About this exercise:
Would you repeat each of the lines below exactly?

━━━━━━━━━━━━━━━━━━━━━━━━━━━━━━

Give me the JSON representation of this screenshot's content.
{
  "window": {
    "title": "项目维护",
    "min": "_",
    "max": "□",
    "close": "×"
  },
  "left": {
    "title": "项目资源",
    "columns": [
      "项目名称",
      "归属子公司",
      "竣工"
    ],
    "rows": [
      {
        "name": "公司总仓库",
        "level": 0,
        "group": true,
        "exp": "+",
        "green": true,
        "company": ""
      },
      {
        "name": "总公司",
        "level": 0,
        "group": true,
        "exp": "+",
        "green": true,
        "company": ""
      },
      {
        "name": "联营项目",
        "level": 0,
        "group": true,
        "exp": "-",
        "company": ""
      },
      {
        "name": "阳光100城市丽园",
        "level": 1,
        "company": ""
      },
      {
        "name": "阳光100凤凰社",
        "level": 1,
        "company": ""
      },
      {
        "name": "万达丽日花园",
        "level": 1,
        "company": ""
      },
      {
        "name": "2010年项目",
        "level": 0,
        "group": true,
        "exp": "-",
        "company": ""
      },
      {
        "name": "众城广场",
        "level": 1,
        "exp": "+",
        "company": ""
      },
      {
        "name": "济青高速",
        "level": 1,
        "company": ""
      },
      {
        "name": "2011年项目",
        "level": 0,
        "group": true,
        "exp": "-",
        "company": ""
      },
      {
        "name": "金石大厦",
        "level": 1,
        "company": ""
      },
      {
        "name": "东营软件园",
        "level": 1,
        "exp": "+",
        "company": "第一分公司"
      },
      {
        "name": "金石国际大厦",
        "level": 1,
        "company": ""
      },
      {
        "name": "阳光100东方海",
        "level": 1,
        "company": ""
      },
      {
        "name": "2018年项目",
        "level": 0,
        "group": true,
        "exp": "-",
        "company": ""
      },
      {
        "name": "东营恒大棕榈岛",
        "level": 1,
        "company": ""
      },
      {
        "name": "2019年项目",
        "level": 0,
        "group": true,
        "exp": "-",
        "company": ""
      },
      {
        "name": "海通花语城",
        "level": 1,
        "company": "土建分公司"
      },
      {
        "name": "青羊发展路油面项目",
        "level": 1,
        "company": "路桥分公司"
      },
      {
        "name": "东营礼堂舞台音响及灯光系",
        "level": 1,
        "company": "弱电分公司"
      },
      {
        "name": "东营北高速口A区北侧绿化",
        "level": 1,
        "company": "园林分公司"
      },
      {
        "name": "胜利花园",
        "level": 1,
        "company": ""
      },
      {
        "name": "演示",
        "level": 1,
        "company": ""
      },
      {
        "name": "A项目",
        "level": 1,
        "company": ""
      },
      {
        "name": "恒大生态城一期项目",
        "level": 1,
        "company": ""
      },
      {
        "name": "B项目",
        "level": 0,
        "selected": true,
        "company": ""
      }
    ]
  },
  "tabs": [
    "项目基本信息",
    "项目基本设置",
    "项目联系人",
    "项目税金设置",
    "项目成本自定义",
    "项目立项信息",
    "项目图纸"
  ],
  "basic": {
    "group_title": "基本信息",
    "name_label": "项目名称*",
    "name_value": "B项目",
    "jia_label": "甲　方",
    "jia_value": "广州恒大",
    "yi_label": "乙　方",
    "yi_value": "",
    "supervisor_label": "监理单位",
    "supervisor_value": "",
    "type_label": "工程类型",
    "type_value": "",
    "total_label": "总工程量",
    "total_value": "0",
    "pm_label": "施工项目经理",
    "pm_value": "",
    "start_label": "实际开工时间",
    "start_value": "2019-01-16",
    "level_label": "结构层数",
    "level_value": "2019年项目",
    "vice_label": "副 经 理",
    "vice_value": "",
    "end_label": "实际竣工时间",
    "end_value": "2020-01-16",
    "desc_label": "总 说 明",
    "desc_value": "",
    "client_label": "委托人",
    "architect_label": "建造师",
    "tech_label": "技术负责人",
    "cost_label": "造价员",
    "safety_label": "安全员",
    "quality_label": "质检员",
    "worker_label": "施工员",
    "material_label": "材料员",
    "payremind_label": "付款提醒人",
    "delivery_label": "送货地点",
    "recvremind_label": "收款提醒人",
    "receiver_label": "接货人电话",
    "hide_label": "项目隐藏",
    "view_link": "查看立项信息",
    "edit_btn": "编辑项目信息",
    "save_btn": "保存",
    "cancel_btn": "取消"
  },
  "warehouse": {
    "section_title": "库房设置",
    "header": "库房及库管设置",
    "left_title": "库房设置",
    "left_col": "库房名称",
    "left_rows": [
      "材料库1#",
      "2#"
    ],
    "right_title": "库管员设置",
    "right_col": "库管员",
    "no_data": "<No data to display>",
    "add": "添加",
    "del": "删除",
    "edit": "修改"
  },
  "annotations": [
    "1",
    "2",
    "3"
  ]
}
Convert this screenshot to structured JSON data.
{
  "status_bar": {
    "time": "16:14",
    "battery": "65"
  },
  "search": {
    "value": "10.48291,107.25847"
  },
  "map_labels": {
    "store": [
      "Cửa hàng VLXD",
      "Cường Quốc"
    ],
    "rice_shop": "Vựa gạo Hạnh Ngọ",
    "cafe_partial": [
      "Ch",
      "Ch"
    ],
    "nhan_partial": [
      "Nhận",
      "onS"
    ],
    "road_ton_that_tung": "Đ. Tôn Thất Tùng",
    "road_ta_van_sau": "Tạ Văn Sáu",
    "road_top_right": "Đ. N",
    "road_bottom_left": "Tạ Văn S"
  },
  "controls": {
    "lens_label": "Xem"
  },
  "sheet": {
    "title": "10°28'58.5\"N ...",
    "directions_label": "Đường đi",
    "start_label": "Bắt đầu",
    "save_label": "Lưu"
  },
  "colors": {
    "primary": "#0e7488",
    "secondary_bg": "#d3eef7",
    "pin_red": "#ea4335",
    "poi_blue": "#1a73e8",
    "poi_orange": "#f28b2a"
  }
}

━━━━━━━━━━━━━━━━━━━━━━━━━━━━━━

Written response:
Give me the JSON representation of this screenshot's content.
{
  "window": {
    "title": "项目维护",
    "min": "_",
    "max": "□",
    "close": "×"
  },
  "left": {
    "title": "项目资源",
    "columns": [
      "项目名称",
      "归属子公司",
      "竣工"
    ],
    "rows": [
      {
        "name": "公司总仓库",
        "level": 0,
        "group": true,
        "exp": "+",
        "green": true,
        "company": ""
      },
      {
        "name": "总公司",
        "level": 0,
        "group": true,
        "exp": "+",
        "green": true,
        "company": ""
      },
      {
        "name": "联营项目",
        "level": 0,
        "group": true,
        "exp": "-",
        "company": ""
      },
      {
        "name": "阳光100城市丽园",
        "level": 1,
        "company": ""
      },
      {
        "name": "阳光100凤凰社",
        "level": 1,
        "company": ""
      },
      {
        "name": "万达丽日花园",
        "level": 1,
        "company": ""
      },
      {
        "name": "2010年项目",
        "level": 0,
        "group": true,
        "exp": "-",
        "company": ""
      },
      {
        "name": "众城广场",
        "level": 1,
        "exp": "+",
        "company": ""
      },
      {
        "name": "济青高速",
        "level": 1,
        "company": ""
      },
      {
        "name": "2011年项目",
        "level": 0,
        "group": true,
        "exp": "-",
        "company": ""
      },
      {
        "name": "金石大厦",
        "level": 1,
        "company": ""
      },
      {
        "name": "东营软件园",
        "level": 1,
        "exp": "+",
        "company": "第一分公司"
      },
      {
        "name": "金石国际大厦",
        "level": 1,
        "company": ""
      },
      {
        "name": "阳光100东方海",
        "level": 1,
        "company": ""
      },
      {
        "name": "2018年项目",
        "level": 0,
        "group": true,
        "exp": "-",
        "company": ""
      },
      {
        "name": "东营恒大棕榈岛",
        "level": 1,
        "company": ""
      },
      {
        "name": "2019年项目",
        "level": 0,
        "group": true,
        "exp": "-",
        "company": ""
      },
      {
        "name": "海通花语城",
        "level": 1,
        "company": "土建分公司"
      },
      {
        "name": "青羊发展路油面项目",
        "level": 1,
        "company": "路桥分公司"
      },
      {
        "name": "东营礼堂舞台音响及灯光系",
        "level": 1,
        "company": "弱电分公司"
      },
      {
        "name": "东营北高速口A区北侧绿化",
        "level": 1,
        "company": "园林分公司"
      },
      {
        "name": "胜利花园",
        "level": 1,
        "company": ""
      },
      {
        "name": "演示",
        "level": 1,
        "company": ""
      },
      {
        "name": "A项目",
        "level": 1,
        "company": ""
      },
      {
        "name": "恒大生态城一期项目",
        "level": 1,
        "company": ""
      },
      {
        "name": "B项目",
        "level": 0,
        "selected": true,
        "company": ""
      }
    ]
  },
  "tabs": [
    "项目基本信息",
    "项目基本设置",
    "项目联系人",
    "项目税金设置",
    "项目成本自定义",
    "项目立项信息",
    "项目图纸"
  ],
  "basic": {
    "group_title": "基本信息",
    "name_label": "项目名称*",
    "name_value": "B项目",
    "jia_label": "甲　方",
    "jia_value": "广州恒大",
    "yi_label": "乙　方",
    "yi_value": "",
    "supervisor_label": "监理单位",
    "supervisor_value": "",
    "type_label": "工程类型",
    "type_value": "",
    "total_label": "总工程量",
    "total_value": "0",
    "pm_label": "施工项目经理",
    "pm_value": "",
    "start_label": "实际开工时间",
    "start_value": "2019-01-16",
    "level_label": "结构层数",
    "level_value": "2019年项目",
    "vice_label": "副 经 理",
    "vice_value": "",
    "end_label": "实际竣工时间",
    "end_value": "2020-01-16",
    "desc_label": "总 说 明",
    "desc_value": "",
    "client_label": "委托人",
    "architect_label": "建造师",
    "tech_label": "技术负责人",
    "cost_label": "造价员",
    "safety_label": "安全员",
    "quality_label": "质检员",
    "worker_label": "施工员",
    "material_label": "材料员",
    "payremind_label": "付款提醒人",
    "delivery_label": "送货地点",
    "recvremind_label": "收款提醒人",
    "receiver_label": "接货人电话",
    "hide_label": "项目隐藏",
    "view_link": "查看立项信息",
    "edit_btn": "编辑项目信息",
    "save_btn": "保存",
    "cancel_btn": "取消"
  },
  "warehouse": {
    "section_title": "库房设置",
    "header": "库房及库管设置",
    "left_title": "库房设置",
    "left_col": "库房名称",
    "left_rows": [
      "材料库1#",
      "2#"
    ],
    "right_title": "库管员设置",
    "right_col": "库管员",
    "no_data": "<No data to display>",
    "add": "添加",
    "del": "删除",
    "edit": "修改"
  },
  "annotations": [
    "1",
    "2",
    "3"
  ]
}
Convert this screenshot to structured JSON data.
{
  "status_bar": {
    "time": "16:14",
    "battery": "65"
  },
  "search": {
    "value": "10.48291,107.25847"
  },
  "map_labels": {
    "store": [
      "Cửa hàng VLXD",
      "Cường Quốc"
    ],
    "rice_shop": "Vựa gạo Hạnh Ngọ",
    "cafe_partial": [
      "Ch",
      "Ch"
    ],
    "nhan_partial": [
      "Nhận",
      "onS"
    ],
    "road_ton_that_tung": "Đ. Tôn Thất Tùng",
    "road_ta_van_sau": "Tạ Văn Sáu",
    "road_top_right": "Đ. N",
    "road_bottom_left": "Tạ Văn S"
  },
  "controls": {
    "lens_label": "Xem"
  },
  "sheet": {
    "title": "10°28'58.5\"N ...",
    "directions_label": "Đường đi",
    "start_label": "Bắt đầu",
    "save_label": "Lưu"
  },
  "colors": {
    "primary": "#0e7488",
    "secondary_bg": "#d3eef7",
    "pin_red": "#ea4335",
    "poi_blue": "#1a73e8",
    "poi_orange": "#f28b2a"
  }
}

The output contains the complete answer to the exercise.